AMC has long been an industry leader in providing access to closed captions, installing more than 160 RWC systems throughout the country.  We have not significantly expanded the number of RWC installations in recent years due to the planned conversion of our theatres from traditional 35mm to digital projection technology which commenced on a large scale last year.  RWC systems were not compatible with digital cinema and we anticipated that the digital projection technology would provide a platform for new closed captioning systems that would be both more cost-effective and provide a more user friendly experience for our theatre guests.

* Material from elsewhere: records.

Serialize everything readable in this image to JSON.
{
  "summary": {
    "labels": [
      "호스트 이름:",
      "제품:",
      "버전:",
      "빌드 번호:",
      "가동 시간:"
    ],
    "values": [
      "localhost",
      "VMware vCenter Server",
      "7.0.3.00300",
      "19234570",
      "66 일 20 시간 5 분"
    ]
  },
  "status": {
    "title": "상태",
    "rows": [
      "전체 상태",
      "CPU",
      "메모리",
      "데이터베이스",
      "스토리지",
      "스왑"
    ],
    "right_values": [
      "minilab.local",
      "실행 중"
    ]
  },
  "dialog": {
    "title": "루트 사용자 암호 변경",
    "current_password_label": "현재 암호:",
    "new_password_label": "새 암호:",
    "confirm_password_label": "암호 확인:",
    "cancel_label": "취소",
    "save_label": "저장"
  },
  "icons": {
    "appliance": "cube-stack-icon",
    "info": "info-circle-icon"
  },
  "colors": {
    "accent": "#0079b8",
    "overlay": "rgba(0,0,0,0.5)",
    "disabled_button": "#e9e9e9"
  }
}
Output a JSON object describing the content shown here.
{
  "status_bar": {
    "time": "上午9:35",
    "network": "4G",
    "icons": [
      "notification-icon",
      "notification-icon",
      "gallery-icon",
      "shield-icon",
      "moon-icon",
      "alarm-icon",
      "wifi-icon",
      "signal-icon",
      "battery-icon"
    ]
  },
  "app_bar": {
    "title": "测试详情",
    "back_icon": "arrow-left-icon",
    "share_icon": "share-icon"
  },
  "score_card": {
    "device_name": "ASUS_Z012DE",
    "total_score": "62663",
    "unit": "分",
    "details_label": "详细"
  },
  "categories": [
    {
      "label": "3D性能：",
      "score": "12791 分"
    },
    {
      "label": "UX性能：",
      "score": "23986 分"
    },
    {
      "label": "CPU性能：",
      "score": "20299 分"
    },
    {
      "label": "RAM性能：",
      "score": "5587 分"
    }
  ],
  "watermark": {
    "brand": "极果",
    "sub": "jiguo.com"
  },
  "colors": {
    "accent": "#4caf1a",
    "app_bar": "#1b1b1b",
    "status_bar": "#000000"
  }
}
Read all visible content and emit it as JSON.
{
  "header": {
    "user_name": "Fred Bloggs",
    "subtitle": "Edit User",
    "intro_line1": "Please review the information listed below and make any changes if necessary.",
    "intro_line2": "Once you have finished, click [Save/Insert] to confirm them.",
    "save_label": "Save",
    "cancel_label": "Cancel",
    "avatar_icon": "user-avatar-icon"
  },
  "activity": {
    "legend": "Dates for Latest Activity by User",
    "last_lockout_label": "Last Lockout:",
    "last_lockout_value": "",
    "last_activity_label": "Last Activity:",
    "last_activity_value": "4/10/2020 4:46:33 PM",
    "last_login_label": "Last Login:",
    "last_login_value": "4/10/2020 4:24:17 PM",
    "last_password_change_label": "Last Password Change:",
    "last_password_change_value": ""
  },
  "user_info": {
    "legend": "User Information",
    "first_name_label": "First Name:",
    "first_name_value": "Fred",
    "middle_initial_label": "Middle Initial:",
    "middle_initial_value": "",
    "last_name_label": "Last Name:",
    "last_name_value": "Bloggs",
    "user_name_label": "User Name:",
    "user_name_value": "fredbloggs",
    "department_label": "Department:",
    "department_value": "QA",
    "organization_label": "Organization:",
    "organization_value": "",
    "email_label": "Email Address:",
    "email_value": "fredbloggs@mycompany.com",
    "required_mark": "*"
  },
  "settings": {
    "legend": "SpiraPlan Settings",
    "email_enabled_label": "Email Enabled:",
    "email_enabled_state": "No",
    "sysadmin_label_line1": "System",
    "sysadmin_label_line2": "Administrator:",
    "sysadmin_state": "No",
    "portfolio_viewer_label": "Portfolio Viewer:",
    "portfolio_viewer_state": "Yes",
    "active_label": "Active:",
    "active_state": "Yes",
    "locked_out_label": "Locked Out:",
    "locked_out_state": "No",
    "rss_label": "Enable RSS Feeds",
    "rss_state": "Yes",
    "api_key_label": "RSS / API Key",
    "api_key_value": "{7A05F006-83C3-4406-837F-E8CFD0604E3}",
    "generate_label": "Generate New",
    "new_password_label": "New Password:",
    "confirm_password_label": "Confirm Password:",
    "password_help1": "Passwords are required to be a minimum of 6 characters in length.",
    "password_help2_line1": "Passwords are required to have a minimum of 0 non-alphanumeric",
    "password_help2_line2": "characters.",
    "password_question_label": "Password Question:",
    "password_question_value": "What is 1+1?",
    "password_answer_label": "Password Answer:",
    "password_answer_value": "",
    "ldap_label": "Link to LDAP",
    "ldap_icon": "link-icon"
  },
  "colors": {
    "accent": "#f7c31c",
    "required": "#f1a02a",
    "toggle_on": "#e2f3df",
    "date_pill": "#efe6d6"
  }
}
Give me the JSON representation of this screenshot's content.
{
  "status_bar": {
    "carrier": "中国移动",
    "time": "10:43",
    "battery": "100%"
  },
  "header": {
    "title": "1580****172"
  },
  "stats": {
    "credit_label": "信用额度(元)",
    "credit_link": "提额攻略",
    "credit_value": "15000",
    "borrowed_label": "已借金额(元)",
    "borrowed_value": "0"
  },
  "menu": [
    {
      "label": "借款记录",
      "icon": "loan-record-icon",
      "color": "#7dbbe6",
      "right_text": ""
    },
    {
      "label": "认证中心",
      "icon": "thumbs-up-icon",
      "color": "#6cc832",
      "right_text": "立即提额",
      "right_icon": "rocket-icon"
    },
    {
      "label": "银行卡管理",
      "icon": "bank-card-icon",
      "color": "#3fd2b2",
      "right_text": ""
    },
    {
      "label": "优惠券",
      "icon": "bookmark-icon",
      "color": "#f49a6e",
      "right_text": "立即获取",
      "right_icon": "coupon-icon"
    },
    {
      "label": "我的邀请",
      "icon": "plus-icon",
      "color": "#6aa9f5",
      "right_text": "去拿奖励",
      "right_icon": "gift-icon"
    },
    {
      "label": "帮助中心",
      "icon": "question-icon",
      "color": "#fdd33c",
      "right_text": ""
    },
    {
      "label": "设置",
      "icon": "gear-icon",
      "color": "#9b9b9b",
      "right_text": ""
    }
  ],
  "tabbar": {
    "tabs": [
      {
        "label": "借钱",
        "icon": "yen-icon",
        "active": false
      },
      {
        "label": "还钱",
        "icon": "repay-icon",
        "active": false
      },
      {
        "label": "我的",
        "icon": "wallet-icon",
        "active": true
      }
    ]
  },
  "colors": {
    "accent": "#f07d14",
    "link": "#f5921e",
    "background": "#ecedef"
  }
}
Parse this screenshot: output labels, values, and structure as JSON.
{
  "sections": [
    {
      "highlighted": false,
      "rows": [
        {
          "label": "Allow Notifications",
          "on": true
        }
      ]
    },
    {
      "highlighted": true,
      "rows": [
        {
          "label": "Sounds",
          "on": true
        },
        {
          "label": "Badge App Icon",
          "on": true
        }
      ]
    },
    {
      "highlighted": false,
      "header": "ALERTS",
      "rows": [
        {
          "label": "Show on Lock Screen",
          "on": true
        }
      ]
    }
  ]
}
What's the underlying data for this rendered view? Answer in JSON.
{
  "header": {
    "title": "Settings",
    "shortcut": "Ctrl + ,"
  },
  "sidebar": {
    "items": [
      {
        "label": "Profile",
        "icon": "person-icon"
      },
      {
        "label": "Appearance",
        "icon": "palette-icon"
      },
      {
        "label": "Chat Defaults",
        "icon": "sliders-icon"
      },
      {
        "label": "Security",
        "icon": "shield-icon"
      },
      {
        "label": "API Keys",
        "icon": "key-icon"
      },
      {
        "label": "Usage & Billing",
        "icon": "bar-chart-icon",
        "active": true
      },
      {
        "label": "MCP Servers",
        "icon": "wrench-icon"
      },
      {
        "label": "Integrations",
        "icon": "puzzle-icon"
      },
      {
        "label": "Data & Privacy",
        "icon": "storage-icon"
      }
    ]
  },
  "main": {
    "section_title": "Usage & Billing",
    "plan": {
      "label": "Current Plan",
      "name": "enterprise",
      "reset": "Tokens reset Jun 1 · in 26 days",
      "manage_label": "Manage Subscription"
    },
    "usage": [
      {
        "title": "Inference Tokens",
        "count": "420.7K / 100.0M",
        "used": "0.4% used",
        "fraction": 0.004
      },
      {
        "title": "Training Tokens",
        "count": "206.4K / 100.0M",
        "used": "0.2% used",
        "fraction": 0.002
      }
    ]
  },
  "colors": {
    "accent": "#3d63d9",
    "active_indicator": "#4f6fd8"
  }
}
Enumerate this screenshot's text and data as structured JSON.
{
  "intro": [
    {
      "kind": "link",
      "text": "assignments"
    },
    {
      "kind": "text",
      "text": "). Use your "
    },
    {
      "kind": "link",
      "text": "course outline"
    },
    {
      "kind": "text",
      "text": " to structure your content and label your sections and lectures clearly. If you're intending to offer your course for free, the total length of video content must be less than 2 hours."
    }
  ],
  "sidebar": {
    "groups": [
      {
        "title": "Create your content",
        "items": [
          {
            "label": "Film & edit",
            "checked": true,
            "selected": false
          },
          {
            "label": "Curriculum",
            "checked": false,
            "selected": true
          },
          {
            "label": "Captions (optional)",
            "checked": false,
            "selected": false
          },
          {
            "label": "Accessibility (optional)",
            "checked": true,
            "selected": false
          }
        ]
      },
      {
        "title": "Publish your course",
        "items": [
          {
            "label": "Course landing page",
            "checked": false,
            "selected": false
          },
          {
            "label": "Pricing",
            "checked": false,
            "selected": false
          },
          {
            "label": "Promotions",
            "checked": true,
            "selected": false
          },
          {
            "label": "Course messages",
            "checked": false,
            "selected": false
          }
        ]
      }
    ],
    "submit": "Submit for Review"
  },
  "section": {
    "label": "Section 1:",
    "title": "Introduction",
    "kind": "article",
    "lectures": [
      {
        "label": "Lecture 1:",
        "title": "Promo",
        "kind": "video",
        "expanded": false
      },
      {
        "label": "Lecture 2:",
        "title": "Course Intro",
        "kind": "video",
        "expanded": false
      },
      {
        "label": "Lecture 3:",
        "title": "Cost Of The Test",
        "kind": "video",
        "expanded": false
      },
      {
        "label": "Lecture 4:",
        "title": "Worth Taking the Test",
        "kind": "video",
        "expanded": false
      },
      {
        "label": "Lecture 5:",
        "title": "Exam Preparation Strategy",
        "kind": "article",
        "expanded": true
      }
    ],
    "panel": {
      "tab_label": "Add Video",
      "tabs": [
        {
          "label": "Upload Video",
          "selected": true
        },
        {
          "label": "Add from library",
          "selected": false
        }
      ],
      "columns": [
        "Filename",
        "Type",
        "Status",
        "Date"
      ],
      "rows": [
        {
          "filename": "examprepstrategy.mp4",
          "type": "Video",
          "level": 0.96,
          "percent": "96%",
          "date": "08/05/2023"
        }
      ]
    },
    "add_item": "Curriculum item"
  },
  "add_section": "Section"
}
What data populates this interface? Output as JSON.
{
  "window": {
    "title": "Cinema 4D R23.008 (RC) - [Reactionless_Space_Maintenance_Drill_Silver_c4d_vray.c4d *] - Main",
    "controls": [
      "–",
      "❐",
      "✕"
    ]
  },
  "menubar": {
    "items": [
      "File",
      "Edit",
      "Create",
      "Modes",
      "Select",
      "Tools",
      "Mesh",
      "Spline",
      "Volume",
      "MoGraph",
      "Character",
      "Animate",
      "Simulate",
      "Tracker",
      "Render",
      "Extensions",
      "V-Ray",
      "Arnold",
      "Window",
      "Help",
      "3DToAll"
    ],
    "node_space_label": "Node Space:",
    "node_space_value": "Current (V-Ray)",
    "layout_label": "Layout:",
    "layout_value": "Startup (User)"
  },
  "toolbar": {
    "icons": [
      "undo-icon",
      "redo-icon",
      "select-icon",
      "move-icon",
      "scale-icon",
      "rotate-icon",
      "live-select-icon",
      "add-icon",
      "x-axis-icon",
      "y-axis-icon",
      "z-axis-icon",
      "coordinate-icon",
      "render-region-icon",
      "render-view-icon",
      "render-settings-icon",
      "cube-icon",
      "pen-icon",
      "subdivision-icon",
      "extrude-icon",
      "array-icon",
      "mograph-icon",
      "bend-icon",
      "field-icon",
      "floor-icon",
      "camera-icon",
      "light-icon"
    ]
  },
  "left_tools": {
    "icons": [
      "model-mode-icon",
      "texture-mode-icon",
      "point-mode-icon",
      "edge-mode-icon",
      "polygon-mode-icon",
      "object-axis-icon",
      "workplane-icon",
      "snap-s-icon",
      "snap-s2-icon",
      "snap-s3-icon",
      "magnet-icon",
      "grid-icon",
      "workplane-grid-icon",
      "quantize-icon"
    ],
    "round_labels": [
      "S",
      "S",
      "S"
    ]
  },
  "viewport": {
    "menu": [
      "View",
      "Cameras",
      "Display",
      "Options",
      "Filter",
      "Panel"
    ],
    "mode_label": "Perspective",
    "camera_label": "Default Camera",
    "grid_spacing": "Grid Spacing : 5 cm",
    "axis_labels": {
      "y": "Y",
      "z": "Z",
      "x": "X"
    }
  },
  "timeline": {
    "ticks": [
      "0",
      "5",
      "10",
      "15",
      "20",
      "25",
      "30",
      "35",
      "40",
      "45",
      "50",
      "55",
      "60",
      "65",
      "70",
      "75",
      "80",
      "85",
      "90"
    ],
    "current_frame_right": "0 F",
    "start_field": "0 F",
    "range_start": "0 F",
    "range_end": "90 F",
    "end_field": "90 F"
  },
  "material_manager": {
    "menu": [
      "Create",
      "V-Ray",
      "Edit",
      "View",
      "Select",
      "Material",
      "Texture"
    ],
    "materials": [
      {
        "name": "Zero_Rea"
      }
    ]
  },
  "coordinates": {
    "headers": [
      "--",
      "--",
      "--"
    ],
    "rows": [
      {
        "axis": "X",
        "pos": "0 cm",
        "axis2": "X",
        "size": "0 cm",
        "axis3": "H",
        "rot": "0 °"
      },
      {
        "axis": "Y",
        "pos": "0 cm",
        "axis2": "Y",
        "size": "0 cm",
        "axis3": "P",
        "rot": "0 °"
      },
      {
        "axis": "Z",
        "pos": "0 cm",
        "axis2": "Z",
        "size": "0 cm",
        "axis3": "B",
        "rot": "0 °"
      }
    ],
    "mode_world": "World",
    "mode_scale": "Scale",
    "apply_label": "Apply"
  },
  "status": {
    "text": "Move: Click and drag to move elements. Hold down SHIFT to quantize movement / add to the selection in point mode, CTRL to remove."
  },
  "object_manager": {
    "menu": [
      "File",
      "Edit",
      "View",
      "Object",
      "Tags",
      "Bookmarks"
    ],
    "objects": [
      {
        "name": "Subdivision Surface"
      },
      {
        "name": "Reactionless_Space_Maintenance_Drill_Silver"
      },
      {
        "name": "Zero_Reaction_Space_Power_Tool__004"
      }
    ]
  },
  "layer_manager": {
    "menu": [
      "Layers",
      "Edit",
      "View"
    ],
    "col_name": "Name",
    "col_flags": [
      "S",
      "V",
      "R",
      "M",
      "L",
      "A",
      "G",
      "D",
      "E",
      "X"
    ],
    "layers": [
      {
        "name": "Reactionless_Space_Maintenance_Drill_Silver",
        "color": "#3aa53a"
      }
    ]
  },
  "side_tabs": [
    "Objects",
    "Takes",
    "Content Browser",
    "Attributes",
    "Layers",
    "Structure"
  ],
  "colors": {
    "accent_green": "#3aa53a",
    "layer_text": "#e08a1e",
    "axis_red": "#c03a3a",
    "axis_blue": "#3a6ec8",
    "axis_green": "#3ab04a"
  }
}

Unfortunately, new digital captioning technologies did not develop as quickly as we had hoped and as we commenced conversion of our theatres to digital projection, our existing RWC systems became inoperable and there were no digital based captioning systems commercially available.  AMC technicians have been working diligently with our technology vendors to find a solution to allow continued showing of closed captions at our digital theatres.  We believe we now have the necessary hardware and software configurations to provide a bridge between the digital servers and the existing RWC displays.  As mentioned above, this has allowed us to bring the existing RWC systems back online at our digital theatres in the Kansas City area.

In addition, we are evaluating various new digital closed captioning systems.  These systems will broadcast captions into the theatre auditorium to a display device (likely either a seat mounted LCD device or special eyeglasses) used by the theatre guest.  We are in the process of installing prototypes of these systems at several auditoriums in our Kansas City theatres (including 6 additional auditoriums at Studio 30 in Olathe) for further evaluation.  The systems are technologically complex and require compatibility across hardware, software and digital files from multiple providers.  However, we expect to have these systems operational within the coming weeks.

We anticipate selecting a digital captioning system for our theatres in the coming months based on the results of our tests.  After that, it is our intention to commence installations that will significantly increase the availability of captions at our theatres.  The exact number of auditoriums to be equipped with captioning systems will depend on a number of factors including equipment selection and cost, guest preferences and demand, technological compatibility, and captioned content availability.  At this time we cannot commit to you that captions will be available for all movies at all showings.  In particular, it should be noted that captions are not provided by the studios and distributors for all movies shown in our theatres.”

Many thanks to AMC for their professional and courteous responses to our requests!